# THE PROBLEM:
Pull out from the material below all lines with "SHRP".
Top of SOURCE RECORDS
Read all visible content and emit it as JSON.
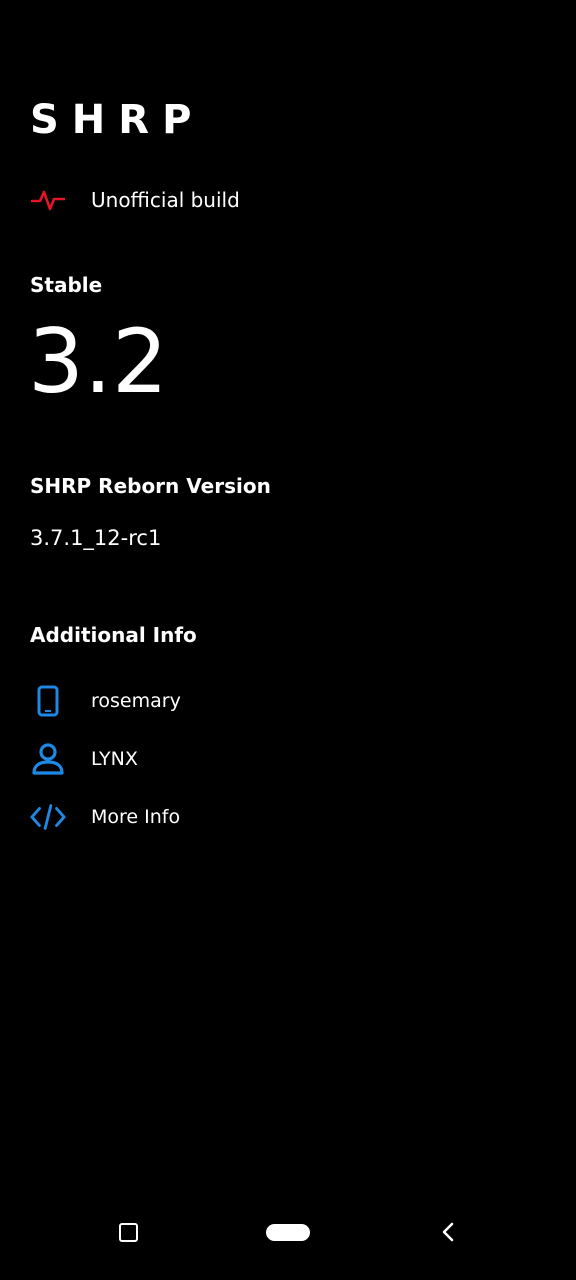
{
  "app": {
    "title": "SHRP"
  },
  "build": {
    "label": "Unofficial build",
    "icon": "pulse-icon",
    "icon_color": "#e5142a"
  },
  "version": {
    "channel_label": "Stable",
    "number": "3.2"
  },
  "reborn": {
    "heading": "SHRP Reborn Version",
    "value": "3.7.1_12-rc1"
  },
  "additional_info": {
    "heading": "Additional Info",
    "accent_color": "#1e88e5",
    "items": [
      {
        "icon": "phone-icon",
        "label": "rosemary"
      },
      {
        "icon": "person-icon",
        "label": "LYNX"
      },
      {
        "icon": "code-icon",
        "label": "More Info"
      }
    ]
  },
  "navigation": {
    "buttons": [
      "recents-button",
      "home-button",
      "back-button"
    ]
  },
  "colors": {
    "background": "#000000",
    "text": "#ffffff"
  }
}
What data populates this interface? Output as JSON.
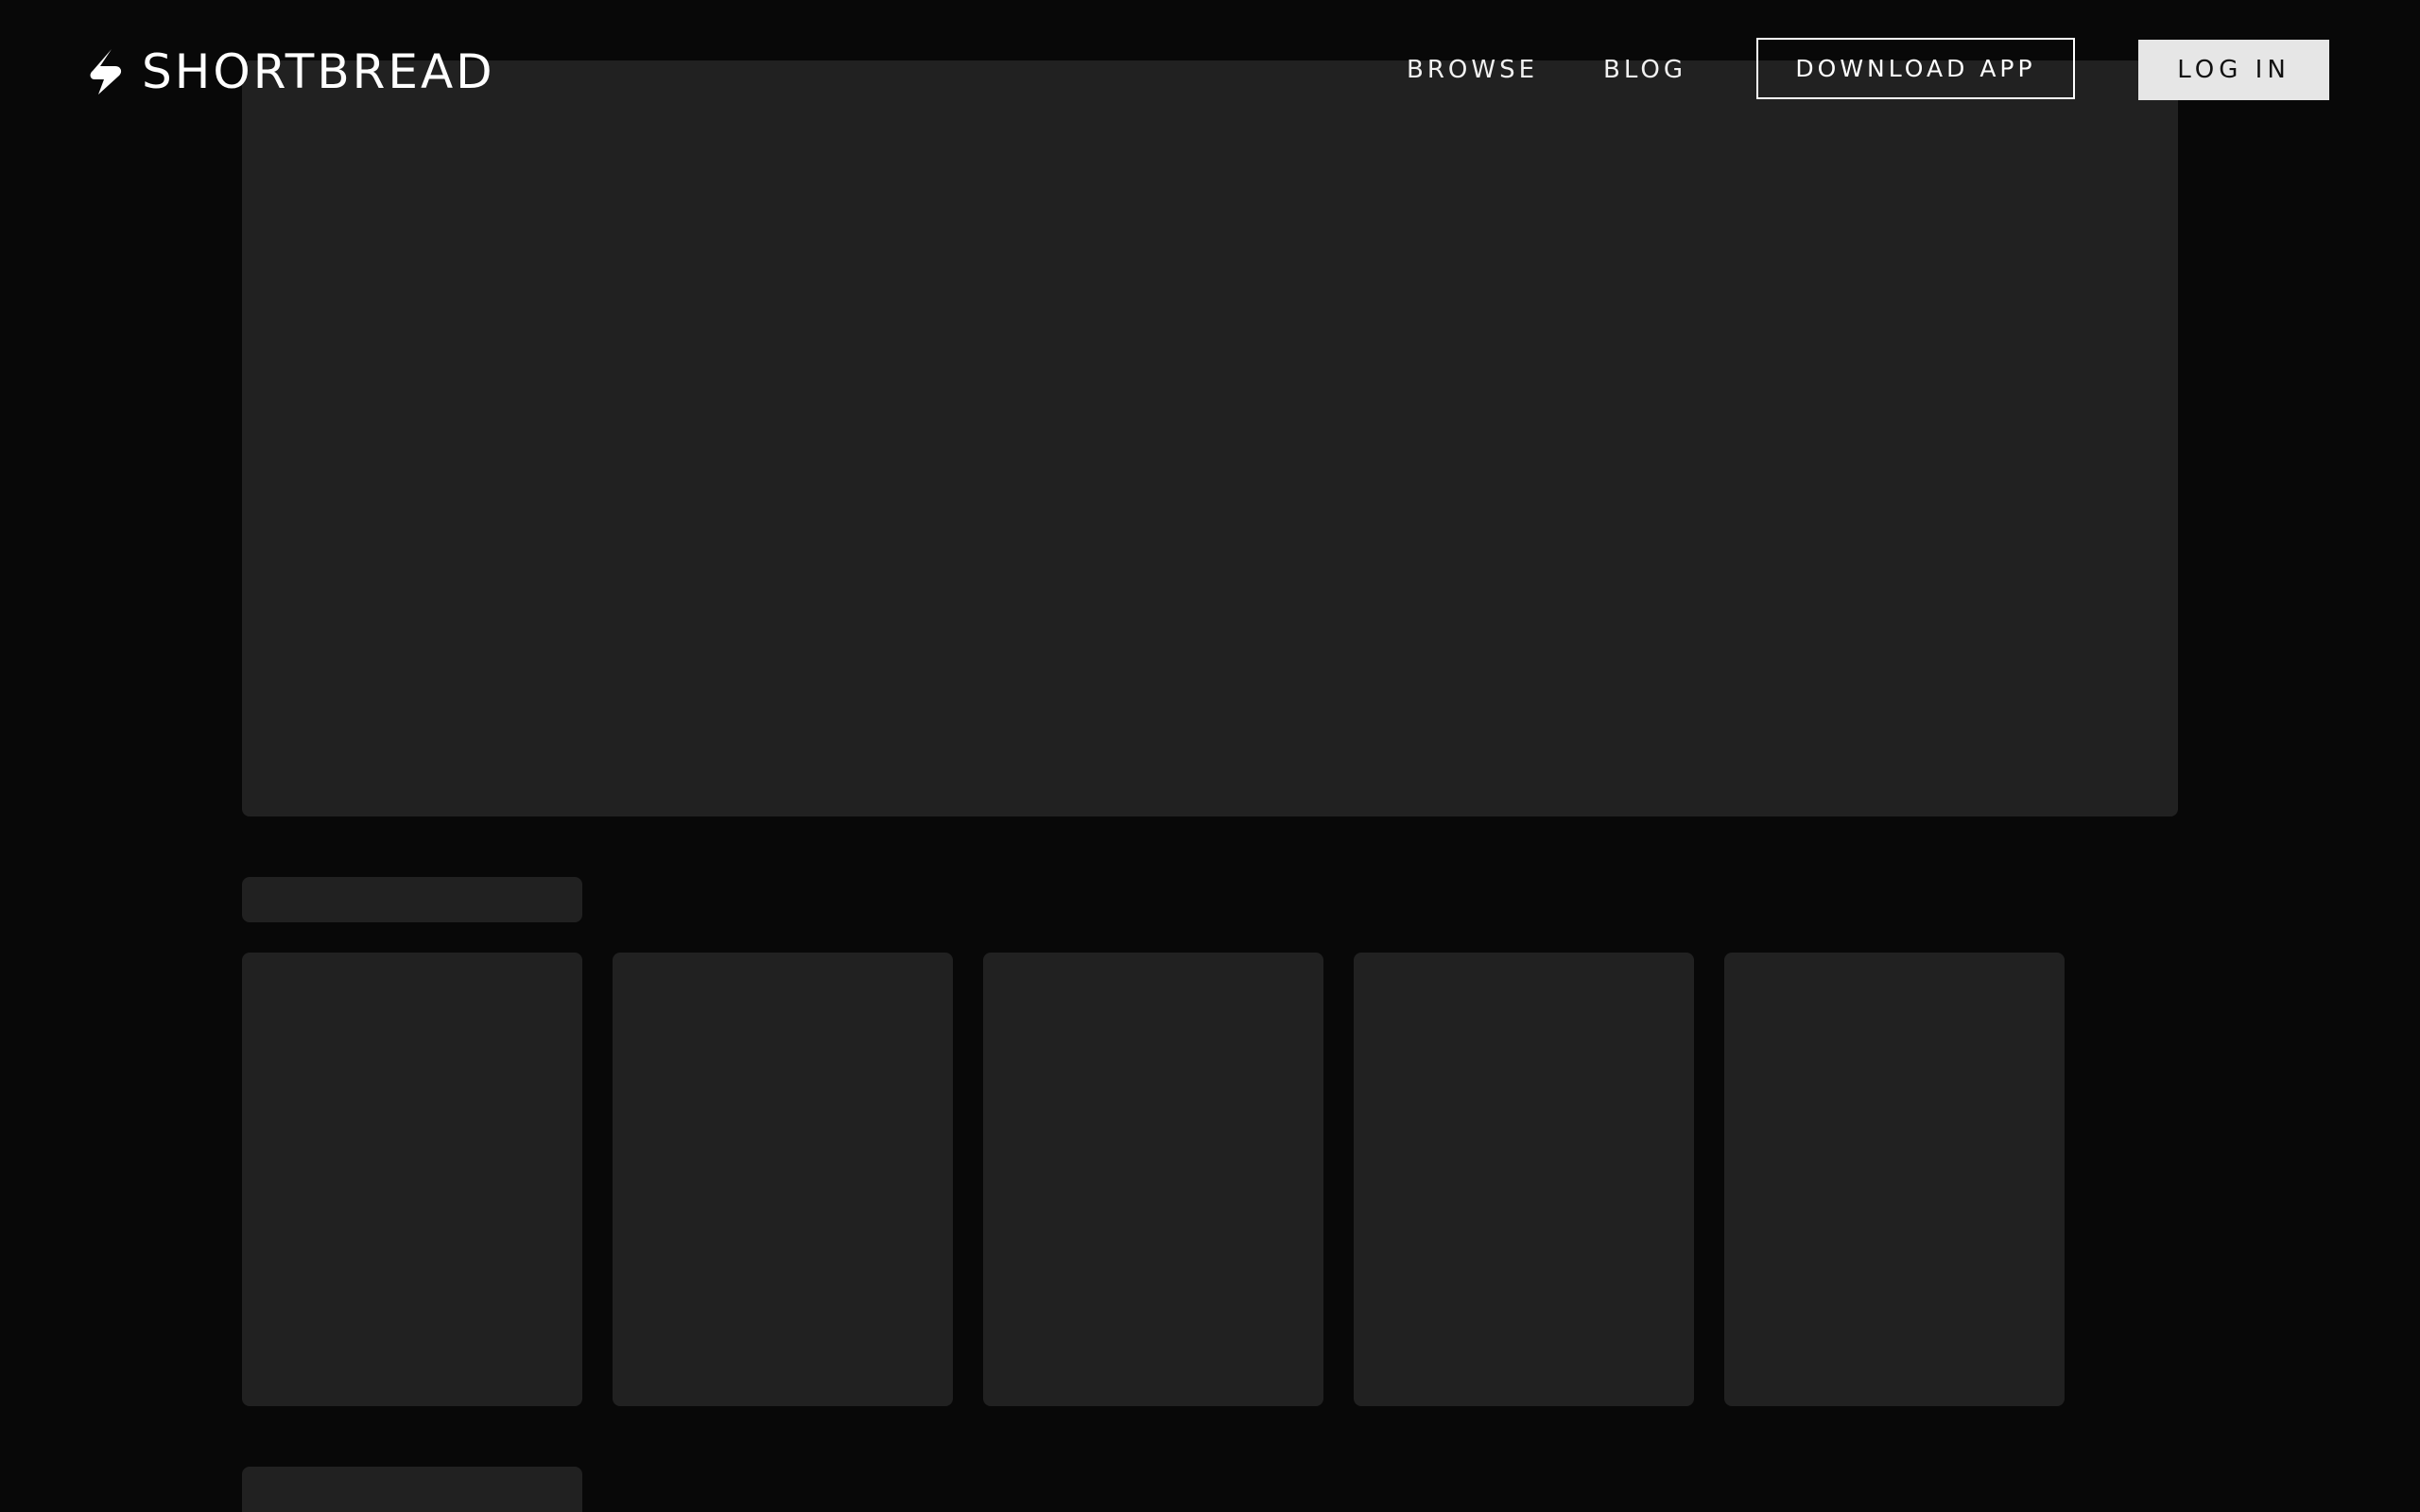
{
  "header": {
    "logo_text": "SHORTBREAD",
    "logo_icon": "lightning-s-icon",
    "nav": {
      "browse_label": "BROWSE",
      "blog_label": "BLOG"
    },
    "download_label": "DOWNLOAD APP",
    "login_label": "LOG IN"
  },
  "colors": {
    "background": "#080808",
    "skeleton": "#212121",
    "text": "#ffffff",
    "login_bg": "#e6e6e6"
  },
  "main": {
    "state": "loading",
    "card_placeholder_count": 5
  }
}
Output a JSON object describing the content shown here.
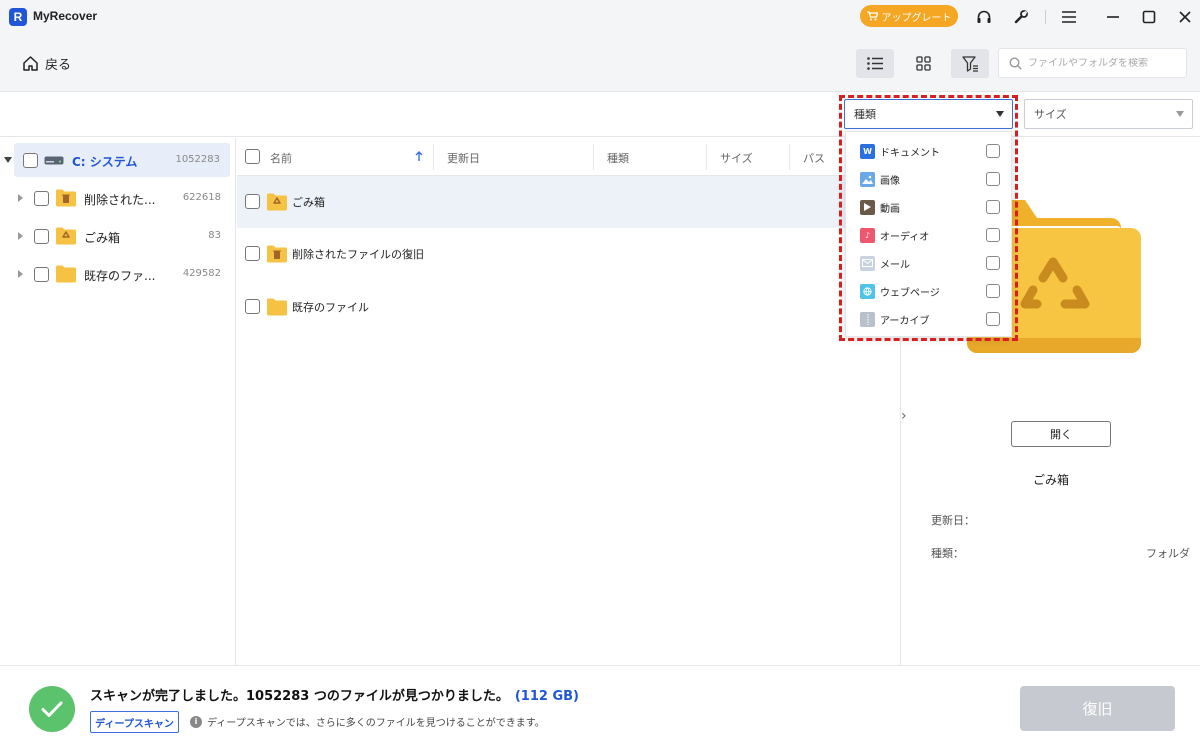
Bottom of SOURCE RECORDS
# REPLY:
    "title": "SHRP"
    "heading": "SHRP Reborn Version",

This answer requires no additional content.